DETROIT, Mich. — A group of pastors in Detroit plan to protest the unveiling of a Satanic statue later this month, which was sought to be placed next to a Ten Commandments monument on the grounds of the Oklahoma state capitol building.
As previously reported, the New York-based Satanic Temple issued a news release about its intentions in 2013 following the filing of a lawsuit by the American Civil Liberties Union (ACLU), which asserted that the presence of the Ten Commandments display on government property violated the Establishment Clause of the United States Constitution.
The Satanic Temple said that it offered to to donate a statue of Baphomet to be placed near the Ten Commandments display in order to “appease the ACLU’s concerns.”
“The statue will serve as a beacon calling for compassion and empathy among all living creatures,” spokesperson Lucien Greaves explained in his application to the Oklahoma Capitol Preservation Commission. “The statue will also have a functional purpose as a chair where people of all ages may sit on the lap of Satan for inspiration and contemplation.”
Last May, it was announced that the statue was nearing completion, which features the goat-headed figure Baphomet making the sign for the occult as he sits upon a throne with a pentagram overhead. Children fixate their eyes upon him on both sides.
In September, Seventh District Court Judge Thomas Prince concluded that the Ten Commandments monument serves a historical purpose and is not solely the presentment of a religious message as it sits on a plot of land that contains 51 other expressive monuments.
But the case was then appealed to the Oklahoma Supreme Court, which ruled last week that the monument violates the state Constitution’s prohibition on using government property to support a religion.
Prior to the ruling, the Satanic Temple announced that it would unveil its proposed “homage to Satan” in Detroit. Although the Oklahoma decision consequently resulted in the group nixing its plans to place the monument next to the Ten Commandments display, the unveiling is moving forward. The Satanic Temple now says that it might seek to erect the monument adjacent to a similar Decalogue display in Arkansas.
As the event is scheduled for July 25 at Bert’s Warehouse, a number of pastors in Detroit are rallying together to speak out against the devilish statue.

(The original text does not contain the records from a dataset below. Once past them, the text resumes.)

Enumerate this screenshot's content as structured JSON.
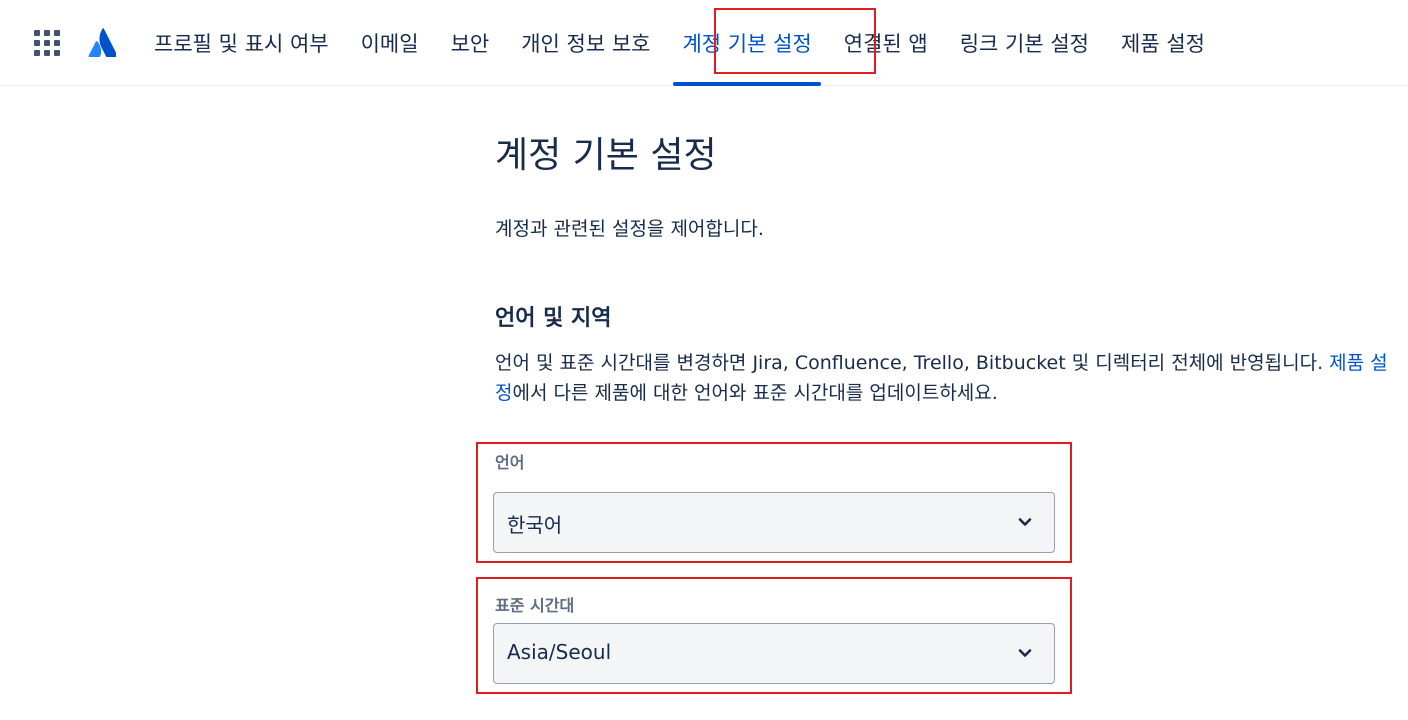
{
  "nav": {
    "tabs": [
      {
        "label": "프로필 및 표시 여부"
      },
      {
        "label": "이메일"
      },
      {
        "label": "보안"
      },
      {
        "label": "개인 정보 보호"
      },
      {
        "label": "계정 기본 설정",
        "active": true
      },
      {
        "label": "연결된 앱"
      },
      {
        "label": "링크 기본 설정"
      },
      {
        "label": "제품 설정"
      }
    ]
  },
  "page": {
    "title": "계정 기본 설정",
    "subtitle": "계정과 관련된 설정을 제어합니다."
  },
  "section": {
    "title": "언어 및 지역",
    "desc_part1": "언어 및 표준 시간대를 변경하면 Jira, Confluence, Trello, Bitbucket 및 디렉터리 전체에 반영됩니다. ",
    "desc_link": "제품 설정",
    "desc_part2": "에서 다른 제품에 대한 언어와 표준 시간대를 업데이트하세요."
  },
  "fields": {
    "language": {
      "label": "언어",
      "value": "한국어"
    },
    "timezone": {
      "label": "표준 시간대",
      "value": "Asia/Seoul"
    }
  },
  "icons": {
    "app_switcher": "app-switcher-icon",
    "logo": "atlassian-logo-icon",
    "chevron": "chevron-down-icon"
  },
  "colors": {
    "accent": "#0052cc",
    "text": "#172b4d",
    "label": "#5e6c84",
    "field_bg": "#f4f5f7",
    "highlight": "#e21d1d"
  }
}
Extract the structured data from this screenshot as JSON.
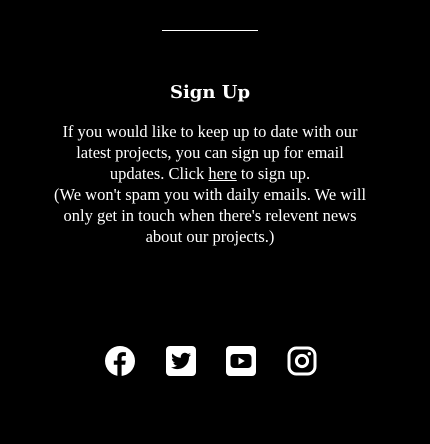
{
  "signup": {
    "heading": "Sign Up",
    "text_before_link": "If you would like to keep up to date with our latest projects, you can sign up for email updates. Click ",
    "link_text": "here",
    "text_after_link": " to sign up.",
    "note": "(We won't spam you with daily emails. We will only get in touch when there's relevent news about our projects.)"
  },
  "social": {
    "icons": [
      "facebook-icon",
      "twitter-icon",
      "youtube-icon",
      "instagram-icon"
    ]
  },
  "colors": {
    "background": "#000000",
    "foreground": "#ffffff"
  }
}
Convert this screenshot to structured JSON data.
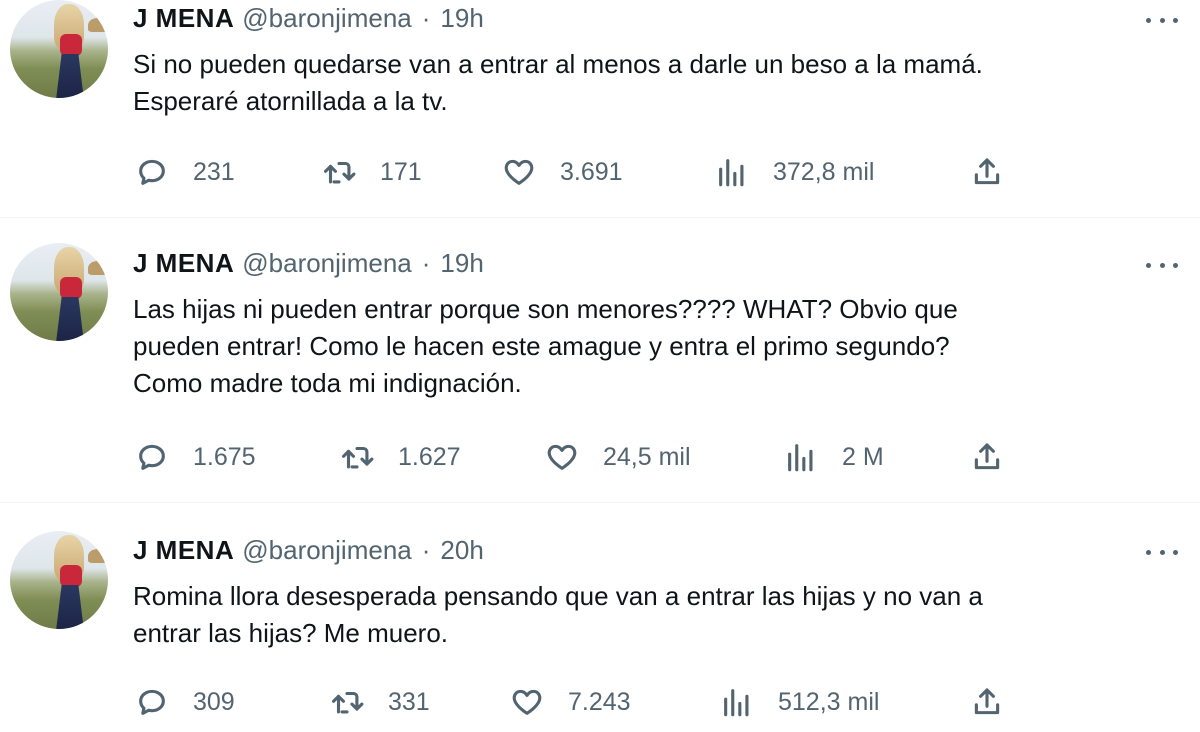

David Bullock, pastor of Greater St. Matthew Baptist Church, is one of the organizers of a counter event to be held on the same day.
“This is not even a real religion in my estimation,” Bullock told local television station WWJ. “They’re bringing a Baphomet statue to the city of Detroit valorizing, elevating Satan.”
“The last thing we need—in a city where we’re fighting against violence and fighting against economic problems and unemployment and the water crisis—is a statue dedicated to Satan right downtown,” he said.
Bullock invites other Christians to join him for the counter protest. The pastor has also contacted the owners of Bert’s Warehouse to request that the Baphomet event be canceled.
The Satanic Temple likewise raised concerns last December when it was granted permission to erect its “snaketivity scene” near a nativity scene on the Michigan capitol grounds. The statue featured a snake wrapped around a Satanic cross, with the snake offering the book “Revolt of the Angels” as a gift.
According to the Metro Times, while some have thought the Satanic Temple to actually espouse atheism, the group says that characterization is incorrect.
“We consider ourselves non-theistic Satanists,” spokesperson Jex Blackmore told the outlet. “Atheists don’t consider themselves part of a religion. Non-theists have a religion, but without God. That’s the difference.”
“Just as much as we get people who think that we’re into the biblical concept of Satan, we get people who think that we’re just posing as Satanists, and not truly Satanists or whatever you would say. Non-theistic Satanism is part of modern Satanism. It’s a misconception that we fight a lot that we’re trying to dispel.”